  • During breastfeeding also aids in the release of milk in the female breasts. Hence it is also called as " Milk ejecting hormone".
Antidiuretic hormone (\(ADH\)) or vasopressin:
  • Vasopressin regulates the amount of water in the blood, which ensures a balance of electrolyte concentrations.
  • Blood arteries are contracted, which raises blood pressure.
In reality, the posterior lobe of the pituitary gland does not secrete any hormones; instead, the hypothalamus secretes these hormones. The pituitary gland is often known as the body's "Master Endocrine Gland" or the "Chief Executive of the Endocrine System" because it secretes several hormones (such as \(TSH\), \(ACTH\), and others) that regulate the functioning of other endocrine glands.
The pituitary gland is not correctly referred to be a master endocrine gland because it is controlled by releasing hormones secreted by the brain's hypothalamus. Hence, the hypothalamus is the endocrine regulator's supreme commander.
The video explaining the functions of hypothalamus and pituitary gland.
The following are examples of pituitary gland disorders.
Pituitary Dwarfism
A lack of growth hormone in childhood causes dwarfism, which is characterised by short stature and slowed bone and organ growth.
A person affected by dwarfism
Gigantism is a condition caused by excessive growth hormone release throughout childhood. Bones stretch beyond their natural limits, resulting in extremely long heights.
A person affected by gigantism
Acromegaly is a condition caused by an adult's overproduction of growth hormone. It's characterised by an abnormal increase in the size of the bones in the face and limbs.
BeFunky-collage (75).jpg
Left to right: Sultan Kosen & other persons are affected with acromegaly
Diabetes insipidus
Diabetes insipidus is a kind of diabetic disease that affects the kidneys. It is caused by an \(ADH\) (Antidiuretic hormone) deficit.  It is characterised by the excretion of large amounts of dilute urine.
Types of diabetes: Type I is Diabetes mellitus & Type II is Diabetes insipidus
Simmond's Disease
Simmond's disease is a condition that affects people.
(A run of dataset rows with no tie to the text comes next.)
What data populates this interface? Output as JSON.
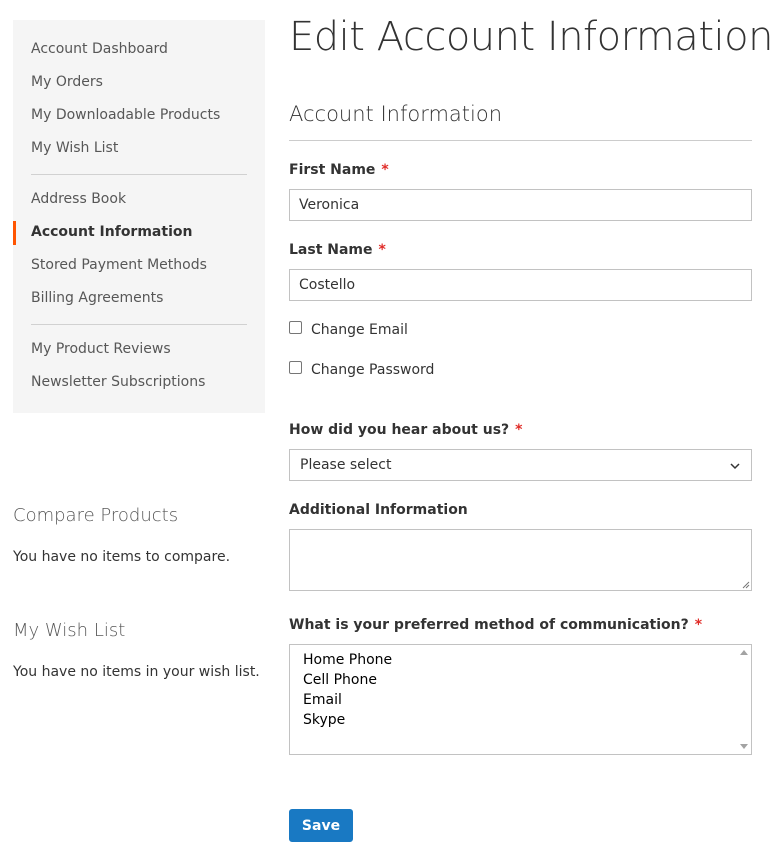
{
  "sidebar": {
    "group1": [
      {
        "label": "Account Dashboard"
      },
      {
        "label": "My Orders"
      },
      {
        "label": "My Downloadable Products"
      },
      {
        "label": "My Wish List"
      }
    ],
    "group2": [
      {
        "label": "Address Book"
      },
      {
        "label": "Account Information",
        "active": true
      },
      {
        "label": "Stored Payment Methods"
      },
      {
        "label": "Billing Agreements"
      }
    ],
    "group3": [
      {
        "label": "My Product Reviews"
      },
      {
        "label": "Newsletter Subscriptions"
      }
    ],
    "accent_color": "#ff5501"
  },
  "compare_block": {
    "title": "Compare Products",
    "empty_text": "You have no items to compare."
  },
  "wishlist_block": {
    "title": "My Wish List",
    "empty_text": "You have no items in your wish list."
  },
  "page": {
    "title": "Edit Account Information",
    "section_title": "Account Information"
  },
  "form": {
    "required_marker": "*",
    "first_name": {
      "label": "First Name",
      "value": "Veronica"
    },
    "last_name": {
      "label": "Last Name",
      "value": "Costello"
    },
    "change_email": {
      "label": "Change Email",
      "checked": false
    },
    "change_password": {
      "label": "Change Password",
      "checked": false
    },
    "hear_about": {
      "label": "How did you hear about us?",
      "selected": "Please select"
    },
    "additional_info": {
      "label": "Additional Information",
      "value": ""
    },
    "communication": {
      "label": "What is your preferred method of communication?",
      "options": [
        "Home Phone",
        "Cell Phone",
        "Email",
        "Skype"
      ]
    },
    "save_label": "Save",
    "button_color": "#1979c3"
  }
}
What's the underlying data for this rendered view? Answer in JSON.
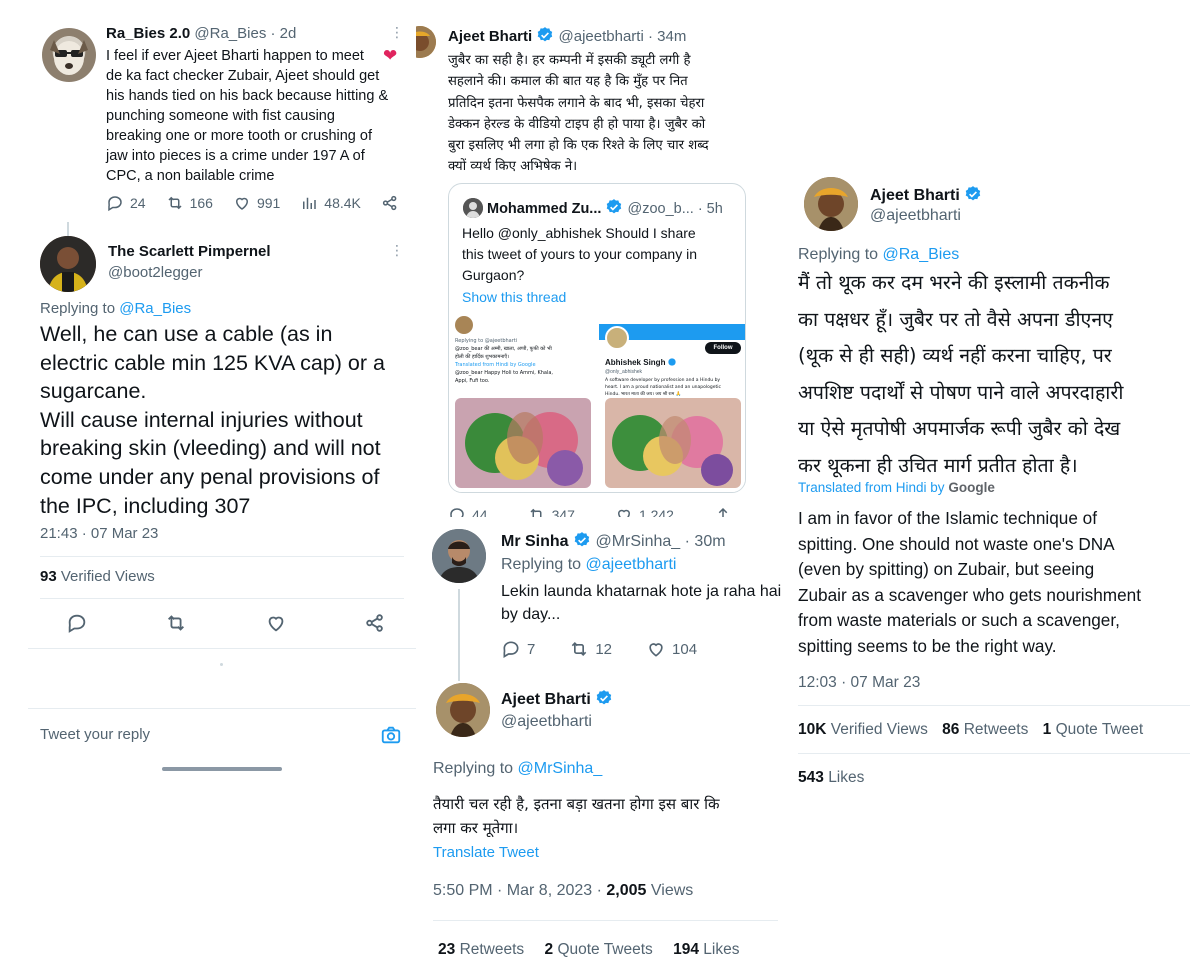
{
  "tweet1": {
    "display_name": "Ra_Bies 2.0",
    "handle": "@Ra_Bies",
    "time": "· 2d",
    "text_lines": [
      "I feel if ever Ajeet Bharti happen to meet",
      "de ka fact checker Zubair, Ajeet should get",
      "his hands tied on his back because hitting &",
      "punching someone with fist causing",
      "breaking one or more tooth or crushing of",
      "jaw into pieces is a crime under 197 A of",
      "CPC, a non bailable crime"
    ],
    "replies": "24",
    "retweets": "166",
    "likes": "991",
    "views": "48.4K"
  },
  "tweet2": {
    "display_name": "The Scarlett Pimpernel",
    "handle": "@boot2legger",
    "replying_to_label": "Replying to",
    "replying_to_handle": "@Ra_Bies",
    "text_lines": [
      "Well, he can use a cable (as in",
      "electric cable min 125 KVA cap) or a",
      "sugarcane.",
      "Will cause internal injuries without",
      "breaking skin (vleeding) and will not",
      "come under any penal provisions of",
      "the IPC, including 307"
    ],
    "timestamp": "21:43 · 07 Mar 23",
    "views_count": "93",
    "views_label": "Verified Views",
    "reply_placeholder": "Tweet your reply"
  },
  "tweet3": {
    "display_name": "Ajeet Bharti",
    "handle": "@ajeetbharti",
    "time": "· 34m",
    "text_lines": [
      "जुबैर का सही है। हर कम्पनी में इसकी ड्यूटी लगी है",
      "सहलाने की। कमाल की बात यह है कि मुँह पर नित",
      "प्रतिदिन इतना फेसपैक लगाने के बाद भी, इसका चेहरा",
      "डेक्कन हेरल्ड के वीडियो टाइप ही हो पाया है। जुबैर को",
      "बुरा इसलिए भी लगा हो कि एक रिश्ते के लिए चार शब्द",
      "क्यों व्यर्थ किए अभिषेक ने।"
    ],
    "quote": {
      "display_name": "Mohammed Zu...",
      "handle": "@zoo_b...",
      "time": "· 5h",
      "text_lines": [
        "Hello @only_abhishek Should I share",
        "this tweet of yours to your company in",
        "Gurgaon?"
      ],
      "show_thread": "Show this thread",
      "left_image": {
        "lines": [
          "Replying to @ajeetbharti",
          "@zoo_bear की अम्मी, खाला, अप्पी, फूफी को भी",
          "होली की हार्दिक शुभकामनाएँ।",
          "Translated from Hindi by Google",
          "@zoo_bear Happy Holi to Ammi, Khala,",
          "Appi, Fufi too."
        ]
      },
      "right_image": {
        "follow_label": "Follow",
        "name": "Abhishek Singh",
        "handle": "@only_abhishek",
        "bio": [
          "A software developer by profession and a Hindu by",
          "heart. I am a proud nationalist and an unapologetic",
          "Hindu. भारत माता की जय। जय श्री राम 🙏"
        ]
      }
    },
    "replies": "44",
    "retweets": "347",
    "likes": "1,242"
  },
  "tweet4": {
    "display_name": "Mr Sinha",
    "handle": "@MrSinha_",
    "time": "· 30m",
    "replying_to_label": "Replying to",
    "replying_to_handle": "@ajeetbharti",
    "text_lines": [
      "Lekin launda khatarnak hote ja raha hai",
      "by day..."
    ],
    "replies": "7",
    "retweets": "12",
    "likes": "104"
  },
  "tweet5": {
    "display_name": "Ajeet Bharti",
    "handle": "@ajeetbharti",
    "replying_to_label": "Replying to",
    "replying_to_handle": "@MrSinha_",
    "text_lines": [
      "तैयारी चल रही है, इतना बड़ा खतना होगा इस बार कि",
      "लगा कर मूतेगा।"
    ],
    "translate": "Translate Tweet",
    "timestamp": "5:50 PM · Mar 8, 2023 · ",
    "views_count": "2,005",
    "views_label": "Views",
    "retweets_count": "23",
    "retweets_label": "Retweets",
    "quotes_count": "2",
    "quotes_label": "Quote Tweets",
    "likes_count": "194",
    "likes_label": "Likes"
  },
  "tweet6": {
    "display_name": "Ajeet Bharti",
    "handle": "@ajeetbharti",
    "replying_to_label": "Replying to",
    "replying_to_handle": "@Ra_Bies",
    "text_lines": [
      "मैं तो थूक कर दम भरने की इस्लामी तकनीक",
      "का पक्षधर हूँ। जुबैर पर तो वैसे अपना डीएनए",
      "(थूक से ही सही) व्यर्थ नहीं करना चाहिए, पर",
      "अपशिष्ट पदार्थों से पोषण पाने वाले अपरदाहारी",
      "या ऐसे मृतपोषी अपमार्जक रूपी जुबैर को देख",
      "कर थूकना ही उचित मार्ग प्रतीत होता है।"
    ],
    "translated_label": "Translated from Hindi by",
    "translated_brand": "Google",
    "translation_lines": [
      "I am in favor of the Islamic technique of",
      "spitting. One should not waste one's DNA",
      "(even by spitting) on Zubair, but seeing",
      "Zubair as a scavenger who gets nourishment",
      "from waste materials or such a scavenger,",
      "spitting seems to be the right way."
    ],
    "timestamp": "12:03 · 07 Mar 23",
    "views_count": "10K",
    "views_label": "Verified Views",
    "retweets_count": "86",
    "retweets_label": "Retweets",
    "quotes_count": "1",
    "quotes_label": "Quote Tweet",
    "likes_count": "543",
    "likes_label": "Likes"
  }
}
Degeneration of the anterior lobe of the pituitary gland is the most common cause, resulting in dry, wrinkled skin on the face and premature ageing.